Exercise requirements :: Write the data out again, matching every line exactly.

Component data from apps and pages:
+++

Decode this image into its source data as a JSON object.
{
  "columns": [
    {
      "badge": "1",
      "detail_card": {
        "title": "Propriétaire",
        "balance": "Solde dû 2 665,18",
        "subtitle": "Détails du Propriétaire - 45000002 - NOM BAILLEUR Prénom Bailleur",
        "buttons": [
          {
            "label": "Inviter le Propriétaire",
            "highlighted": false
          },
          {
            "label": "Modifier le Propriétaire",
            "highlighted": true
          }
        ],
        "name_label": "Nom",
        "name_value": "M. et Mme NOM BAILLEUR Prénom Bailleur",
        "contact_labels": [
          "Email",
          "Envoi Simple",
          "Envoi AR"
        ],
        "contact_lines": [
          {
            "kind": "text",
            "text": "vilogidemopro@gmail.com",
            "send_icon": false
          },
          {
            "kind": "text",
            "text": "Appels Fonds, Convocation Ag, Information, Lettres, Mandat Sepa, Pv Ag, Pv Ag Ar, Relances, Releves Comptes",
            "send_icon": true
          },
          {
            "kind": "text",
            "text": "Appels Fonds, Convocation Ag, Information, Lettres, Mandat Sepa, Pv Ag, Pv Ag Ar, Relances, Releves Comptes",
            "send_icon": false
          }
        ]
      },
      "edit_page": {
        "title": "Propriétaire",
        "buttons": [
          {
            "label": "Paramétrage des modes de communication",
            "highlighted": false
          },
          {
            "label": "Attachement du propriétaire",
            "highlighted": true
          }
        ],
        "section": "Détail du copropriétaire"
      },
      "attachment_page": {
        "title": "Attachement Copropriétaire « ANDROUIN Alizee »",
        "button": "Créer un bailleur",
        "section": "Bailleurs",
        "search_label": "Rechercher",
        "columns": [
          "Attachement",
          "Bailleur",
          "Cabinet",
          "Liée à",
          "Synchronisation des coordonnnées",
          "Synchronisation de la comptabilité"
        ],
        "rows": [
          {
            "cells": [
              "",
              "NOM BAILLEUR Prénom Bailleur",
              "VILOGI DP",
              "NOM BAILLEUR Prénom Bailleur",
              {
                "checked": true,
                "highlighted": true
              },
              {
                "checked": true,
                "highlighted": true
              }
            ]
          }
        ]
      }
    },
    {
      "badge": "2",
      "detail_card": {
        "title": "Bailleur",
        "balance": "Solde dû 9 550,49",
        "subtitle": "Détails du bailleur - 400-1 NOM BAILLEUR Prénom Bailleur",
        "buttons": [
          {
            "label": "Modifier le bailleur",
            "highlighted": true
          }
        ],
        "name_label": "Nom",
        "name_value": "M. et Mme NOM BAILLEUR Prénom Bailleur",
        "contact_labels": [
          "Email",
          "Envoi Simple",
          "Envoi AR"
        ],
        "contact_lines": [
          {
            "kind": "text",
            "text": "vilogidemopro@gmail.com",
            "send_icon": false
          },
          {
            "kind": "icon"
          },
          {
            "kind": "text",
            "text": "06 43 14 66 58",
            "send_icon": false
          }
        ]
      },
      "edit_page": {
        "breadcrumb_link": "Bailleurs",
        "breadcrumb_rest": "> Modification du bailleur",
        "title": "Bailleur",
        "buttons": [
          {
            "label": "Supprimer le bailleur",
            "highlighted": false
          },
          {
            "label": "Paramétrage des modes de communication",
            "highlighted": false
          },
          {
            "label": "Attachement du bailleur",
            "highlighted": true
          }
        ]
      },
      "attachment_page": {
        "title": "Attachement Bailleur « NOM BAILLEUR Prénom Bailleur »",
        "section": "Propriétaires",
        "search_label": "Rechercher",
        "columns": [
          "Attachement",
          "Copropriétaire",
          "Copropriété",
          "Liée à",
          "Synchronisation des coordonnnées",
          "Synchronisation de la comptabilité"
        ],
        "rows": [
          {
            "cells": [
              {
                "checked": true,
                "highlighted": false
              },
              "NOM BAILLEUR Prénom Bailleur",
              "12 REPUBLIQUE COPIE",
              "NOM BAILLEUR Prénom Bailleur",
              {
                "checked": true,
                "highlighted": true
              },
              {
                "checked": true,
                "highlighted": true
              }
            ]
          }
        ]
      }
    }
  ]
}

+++

Reply to the exercise ::
Decode this image into its source data as a JSON object.
{
  "columns": [
    {
      "badge": "1",
      "detail_card": {
        "title": "Propriétaire",
        "balance": "Solde dû 2 665,18",
        "subtitle": "Détails du Propriétaire - 45000002 - NOM BAILLEUR Prénom Bailleur",
        "buttons": [
          {
            "label": "Inviter le Propriétaire",
            "highlighted": false
          },
          {
            "label": "Modifier le Propriétaire",
            "highlighted": true
          }
        ],
        "name_label": "Nom",
        "name_value": "M. et Mme NOM BAILLEUR Prénom Bailleur",
        "contact_labels": [
          "Email",
          "Envoi Simple",
          "Envoi AR"
        ],
        "contact_lines": [
          {
            "kind": "text",
            "text": "vilogidemopro@gmail.com",
            "send_icon": false
          },
          {
            "kind": "text",
            "text": "Appels Fonds, Convocation Ag, Information, Lettres, Mandat Sepa, Pv Ag, Pv Ag Ar, Relances, Releves Comptes",
            "send_icon": true
          },
          {
            "kind": "text",
            "text": "Appels Fonds, Convocation Ag, Information, Lettres, Mandat Sepa, Pv Ag, Pv Ag Ar, Relances, Releves Comptes",
            "send_icon": false
          }
        ]
      },
      "edit_page": {
        "title": "Propriétaire",
        "buttons": [
          {
            "label": "Paramétrage des modes de communication",
            "highlighted": false
          },
          {
            "label": "Attachement du propriétaire",
            "highlighted": true
          }
        ],
        "section": "Détail du copropriétaire"
      },
      "attachment_page": {
        "title": "Attachement Copropriétaire « ANDROUIN Alizee »",
        "button": "Créer un bailleur",
        "section": "Bailleurs",
        "search_label": "Rechercher",
        "columns": [
          "Attachement",
          "Bailleur",
          "Cabinet",
          "Liée à",
          "Synchronisation des coordonnnées",
          "Synchronisation de la comptabilité"
        ],
        "rows": [
          {
            "cells": [
              "",
              "NOM BAILLEUR Prénom Bailleur",
              "VILOGI DP",
              "NOM BAILLEUR Prénom Bailleur",
              {
                "checked": true,
                "highlighted": true
              },
              {
                "checked": true,
                "highlighted": true
              }
            ]
          }
        ]
      }
    },
    {
      "badge": "2",
      "detail_card": {
        "title": "Bailleur",
        "balance": "Solde dû 9 550,49",
        "subtitle": "Détails du bailleur - 400-1 NOM BAILLEUR Prénom Bailleur",
        "buttons": [
          {
            "label": "Modifier le bailleur",
            "highlighted": true
          }
        ],
        "name_label": "Nom",
        "name_value": "M. et Mme NOM BAILLEUR Prénom Bailleur",
        "contact_labels": [
          "Email",
          "Envoi Simple",
          "Envoi AR"
        ],
        "contact_lines": [
          {
            "kind": "text",
            "text": "vilogidemopro@gmail.com",
            "send_icon": false
          },
          {
            "kind": "icon"
          },
          {
            "kind": "text",
            "text": "06 43 14 66 58",
            "send_icon": false
          }
        ]
      },
      "edit_page": {
        "breadcrumb_link": "Bailleurs",
        "breadcrumb_rest": "> Modification du bailleur",
        "title": "Bailleur",
        "buttons": [
          {
            "label": "Supprimer le bailleur",
            "highlighted": false
          },
          {
            "label": "Paramétrage des modes de communication",
            "highlighted": false
          },
          {
            "label": "Attachement du bailleur",
            "highlighted": true
          }
        ]
      },
      "attachment_page": {
        "title": "Attachement Bailleur « NOM BAILLEUR Prénom Bailleur »",
        "section": "Propriétaires",
        "search_label": "Rechercher",
        "columns": [
          "Attachement",
          "Copropriétaire",
          "Copropriété",
          "Liée à",
          "Synchronisation des coordonnnées",
          "Synchronisation de la comptabilité"
        ],
        "rows": [
          {
            "cells": [
              {
                "checked": true,
                "highlighted": false
              },
              "NOM BAILLEUR Prénom Bailleur",
              "12 REPUBLIQUE COPIE",
              "NOM BAILLEUR Prénom Bailleur",
              {
                "checked": true,
                "highlighted": true
              },
              {
                "checked": true,
                "highlighted": true
              }
            ]
          }
        ]
      }
    }
  ]
}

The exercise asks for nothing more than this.